After low voter turnout across the country in last Saturday's local government election, it surely must be time we started agitating for online voting.
It makes sense that the way to engage the younger generation who spend most of their time with their face buried in a screen of some size and description is to make it easy to vote online.
It would be quite simple to find a secure way of doing so. I am not saying that we must throw out the old system - keep that as an option, but simply make it possible for people to go online for a few minutes and fulfil their democratic obligations.
I am certain it would be appealing to many people if they could do that. Look how online banking has revolutionised our lives.
For those who want to transfer money between accounts or pay bills at midnight, they are able to do so in the comfort of their homes. Those that still like to go out and physically do their transactions at the bank are still able to, but the point is about giving people options.
The problem is that the present Government does not see it as a priority because the lacklustre response to the elections cannot definitely be pinpointed to the lack of online voting.
Associate Minister for Local Government Louise Upston said that international evidence suggested that online voting may not lead to an increase in turnout.
Should this mean we simply toss the idea out? I don't think so.
It should be implemented and allowed to catch on. I have no doubt that with in a few short years, many people will be doing their voting online. Once people see how easy it is to register and vote, they will sign up.

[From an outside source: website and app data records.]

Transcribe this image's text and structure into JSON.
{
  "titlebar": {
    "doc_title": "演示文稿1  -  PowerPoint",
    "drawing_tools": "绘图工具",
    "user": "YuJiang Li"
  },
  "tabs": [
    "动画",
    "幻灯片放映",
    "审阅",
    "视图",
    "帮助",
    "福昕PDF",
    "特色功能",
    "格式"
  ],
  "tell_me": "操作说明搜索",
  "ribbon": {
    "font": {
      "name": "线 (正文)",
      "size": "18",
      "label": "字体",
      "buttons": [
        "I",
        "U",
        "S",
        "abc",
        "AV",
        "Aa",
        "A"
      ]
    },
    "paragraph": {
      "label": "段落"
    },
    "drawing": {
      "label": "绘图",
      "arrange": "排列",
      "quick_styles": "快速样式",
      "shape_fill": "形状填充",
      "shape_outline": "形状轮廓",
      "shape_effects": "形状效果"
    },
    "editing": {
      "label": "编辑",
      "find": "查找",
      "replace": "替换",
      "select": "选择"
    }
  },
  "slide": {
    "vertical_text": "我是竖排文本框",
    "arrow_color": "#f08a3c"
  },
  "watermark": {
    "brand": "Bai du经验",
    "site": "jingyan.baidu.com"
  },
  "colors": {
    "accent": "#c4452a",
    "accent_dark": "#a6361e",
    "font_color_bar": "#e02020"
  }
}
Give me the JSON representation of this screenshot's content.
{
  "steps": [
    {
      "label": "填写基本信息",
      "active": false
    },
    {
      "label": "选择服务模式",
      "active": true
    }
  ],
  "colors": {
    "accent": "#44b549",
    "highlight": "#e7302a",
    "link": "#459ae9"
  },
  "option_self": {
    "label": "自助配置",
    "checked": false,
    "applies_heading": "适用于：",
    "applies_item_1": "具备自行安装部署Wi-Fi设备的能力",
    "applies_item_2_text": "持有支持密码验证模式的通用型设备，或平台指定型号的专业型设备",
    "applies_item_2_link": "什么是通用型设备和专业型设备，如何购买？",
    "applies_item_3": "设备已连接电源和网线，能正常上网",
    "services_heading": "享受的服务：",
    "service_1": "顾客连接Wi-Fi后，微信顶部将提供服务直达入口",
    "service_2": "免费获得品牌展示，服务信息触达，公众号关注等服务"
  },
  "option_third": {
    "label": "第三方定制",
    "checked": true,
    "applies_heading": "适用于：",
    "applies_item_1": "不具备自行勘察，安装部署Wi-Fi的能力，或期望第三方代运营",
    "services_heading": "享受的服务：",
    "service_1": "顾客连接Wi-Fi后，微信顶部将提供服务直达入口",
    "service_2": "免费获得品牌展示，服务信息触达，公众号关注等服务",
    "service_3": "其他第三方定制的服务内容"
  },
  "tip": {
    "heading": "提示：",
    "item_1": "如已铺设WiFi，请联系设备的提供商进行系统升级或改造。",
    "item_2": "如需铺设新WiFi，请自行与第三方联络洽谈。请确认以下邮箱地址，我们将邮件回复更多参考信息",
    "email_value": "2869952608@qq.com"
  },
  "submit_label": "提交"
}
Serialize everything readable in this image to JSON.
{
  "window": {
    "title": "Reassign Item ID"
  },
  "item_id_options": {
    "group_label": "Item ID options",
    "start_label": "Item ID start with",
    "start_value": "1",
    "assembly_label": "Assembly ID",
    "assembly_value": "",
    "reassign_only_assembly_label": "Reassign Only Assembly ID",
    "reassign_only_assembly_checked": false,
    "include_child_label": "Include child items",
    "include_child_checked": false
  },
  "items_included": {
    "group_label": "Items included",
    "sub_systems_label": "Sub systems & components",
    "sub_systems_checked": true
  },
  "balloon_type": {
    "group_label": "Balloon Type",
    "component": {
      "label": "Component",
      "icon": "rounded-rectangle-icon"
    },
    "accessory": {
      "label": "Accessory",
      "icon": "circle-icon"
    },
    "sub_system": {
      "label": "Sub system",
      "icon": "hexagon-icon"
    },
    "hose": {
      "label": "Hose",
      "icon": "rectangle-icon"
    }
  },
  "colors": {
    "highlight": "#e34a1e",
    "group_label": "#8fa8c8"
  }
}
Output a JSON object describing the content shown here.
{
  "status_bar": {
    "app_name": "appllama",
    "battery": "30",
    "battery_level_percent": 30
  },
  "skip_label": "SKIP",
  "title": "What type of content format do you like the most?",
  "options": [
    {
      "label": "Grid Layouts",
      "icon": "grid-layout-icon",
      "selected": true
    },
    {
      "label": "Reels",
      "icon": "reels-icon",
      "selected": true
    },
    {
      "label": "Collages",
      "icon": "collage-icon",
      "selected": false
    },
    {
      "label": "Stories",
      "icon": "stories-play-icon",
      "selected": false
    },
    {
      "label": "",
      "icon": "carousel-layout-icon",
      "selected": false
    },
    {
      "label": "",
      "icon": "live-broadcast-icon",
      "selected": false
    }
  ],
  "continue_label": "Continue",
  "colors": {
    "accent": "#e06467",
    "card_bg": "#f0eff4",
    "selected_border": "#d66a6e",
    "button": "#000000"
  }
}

Like everything else it will cost money, but if there is a chance that it would encourage more people to exercise their democratic right, then we should take it.